EXERCISE MATERIALS START

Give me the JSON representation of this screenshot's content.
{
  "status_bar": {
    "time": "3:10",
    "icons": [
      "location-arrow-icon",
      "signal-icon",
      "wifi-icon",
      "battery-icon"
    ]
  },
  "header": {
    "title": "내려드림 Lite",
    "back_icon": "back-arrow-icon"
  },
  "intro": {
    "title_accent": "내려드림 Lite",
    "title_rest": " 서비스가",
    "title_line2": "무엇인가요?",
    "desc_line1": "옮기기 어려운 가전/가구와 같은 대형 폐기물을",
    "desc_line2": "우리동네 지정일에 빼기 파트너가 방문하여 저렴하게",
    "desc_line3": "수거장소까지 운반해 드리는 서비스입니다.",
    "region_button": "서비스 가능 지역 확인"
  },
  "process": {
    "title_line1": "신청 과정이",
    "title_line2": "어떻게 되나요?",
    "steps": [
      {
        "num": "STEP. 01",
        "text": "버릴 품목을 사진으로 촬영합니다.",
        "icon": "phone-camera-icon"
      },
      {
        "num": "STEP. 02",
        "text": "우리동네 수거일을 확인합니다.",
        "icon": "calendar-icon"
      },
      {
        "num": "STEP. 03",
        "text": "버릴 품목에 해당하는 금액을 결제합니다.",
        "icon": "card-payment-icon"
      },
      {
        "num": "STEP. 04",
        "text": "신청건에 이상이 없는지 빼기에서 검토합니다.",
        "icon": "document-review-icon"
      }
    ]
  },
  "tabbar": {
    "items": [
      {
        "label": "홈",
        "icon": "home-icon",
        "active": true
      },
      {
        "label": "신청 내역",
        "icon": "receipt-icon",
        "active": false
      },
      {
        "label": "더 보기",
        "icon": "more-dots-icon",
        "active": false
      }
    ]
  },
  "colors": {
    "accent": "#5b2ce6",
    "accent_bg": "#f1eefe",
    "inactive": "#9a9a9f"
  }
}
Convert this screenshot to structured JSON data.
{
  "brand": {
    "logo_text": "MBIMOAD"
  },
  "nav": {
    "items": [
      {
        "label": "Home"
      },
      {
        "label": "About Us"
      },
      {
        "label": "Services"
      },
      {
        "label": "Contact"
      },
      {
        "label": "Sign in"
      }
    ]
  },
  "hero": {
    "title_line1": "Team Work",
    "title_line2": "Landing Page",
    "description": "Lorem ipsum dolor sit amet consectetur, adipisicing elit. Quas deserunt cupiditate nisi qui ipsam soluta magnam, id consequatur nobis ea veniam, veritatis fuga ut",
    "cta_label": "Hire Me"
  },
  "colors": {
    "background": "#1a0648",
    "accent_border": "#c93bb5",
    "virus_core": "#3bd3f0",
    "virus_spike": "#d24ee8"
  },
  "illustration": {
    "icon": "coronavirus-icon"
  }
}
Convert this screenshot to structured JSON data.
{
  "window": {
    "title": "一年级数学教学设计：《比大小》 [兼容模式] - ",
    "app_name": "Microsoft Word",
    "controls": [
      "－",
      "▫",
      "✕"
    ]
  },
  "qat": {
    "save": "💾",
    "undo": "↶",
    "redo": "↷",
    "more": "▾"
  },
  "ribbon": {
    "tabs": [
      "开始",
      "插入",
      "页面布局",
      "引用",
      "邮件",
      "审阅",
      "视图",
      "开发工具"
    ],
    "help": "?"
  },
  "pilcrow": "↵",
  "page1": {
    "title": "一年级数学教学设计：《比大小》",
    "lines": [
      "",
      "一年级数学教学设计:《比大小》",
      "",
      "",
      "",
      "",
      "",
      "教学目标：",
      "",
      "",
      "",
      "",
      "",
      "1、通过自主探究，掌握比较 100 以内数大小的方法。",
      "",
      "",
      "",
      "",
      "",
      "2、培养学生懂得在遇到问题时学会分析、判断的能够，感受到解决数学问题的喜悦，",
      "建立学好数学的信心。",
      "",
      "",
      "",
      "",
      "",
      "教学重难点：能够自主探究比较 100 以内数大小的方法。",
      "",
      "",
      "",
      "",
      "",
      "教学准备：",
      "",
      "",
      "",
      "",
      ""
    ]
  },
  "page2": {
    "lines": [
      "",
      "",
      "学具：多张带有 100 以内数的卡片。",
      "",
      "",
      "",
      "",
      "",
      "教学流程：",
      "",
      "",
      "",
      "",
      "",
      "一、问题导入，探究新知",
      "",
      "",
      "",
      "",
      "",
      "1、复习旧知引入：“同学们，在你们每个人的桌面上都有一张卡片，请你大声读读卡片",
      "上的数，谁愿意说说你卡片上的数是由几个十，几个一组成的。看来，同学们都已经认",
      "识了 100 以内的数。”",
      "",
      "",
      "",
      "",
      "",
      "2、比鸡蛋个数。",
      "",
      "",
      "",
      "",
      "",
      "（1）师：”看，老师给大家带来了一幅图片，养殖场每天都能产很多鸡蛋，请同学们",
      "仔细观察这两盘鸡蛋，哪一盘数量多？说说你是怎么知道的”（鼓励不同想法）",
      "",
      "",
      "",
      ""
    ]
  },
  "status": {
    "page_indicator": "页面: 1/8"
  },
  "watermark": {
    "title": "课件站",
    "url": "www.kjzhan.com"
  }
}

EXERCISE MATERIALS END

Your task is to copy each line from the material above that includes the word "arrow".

SOLVED EXERCISE:
      "location-arrow-icon",
    "back_icon": "back-arrow-icon"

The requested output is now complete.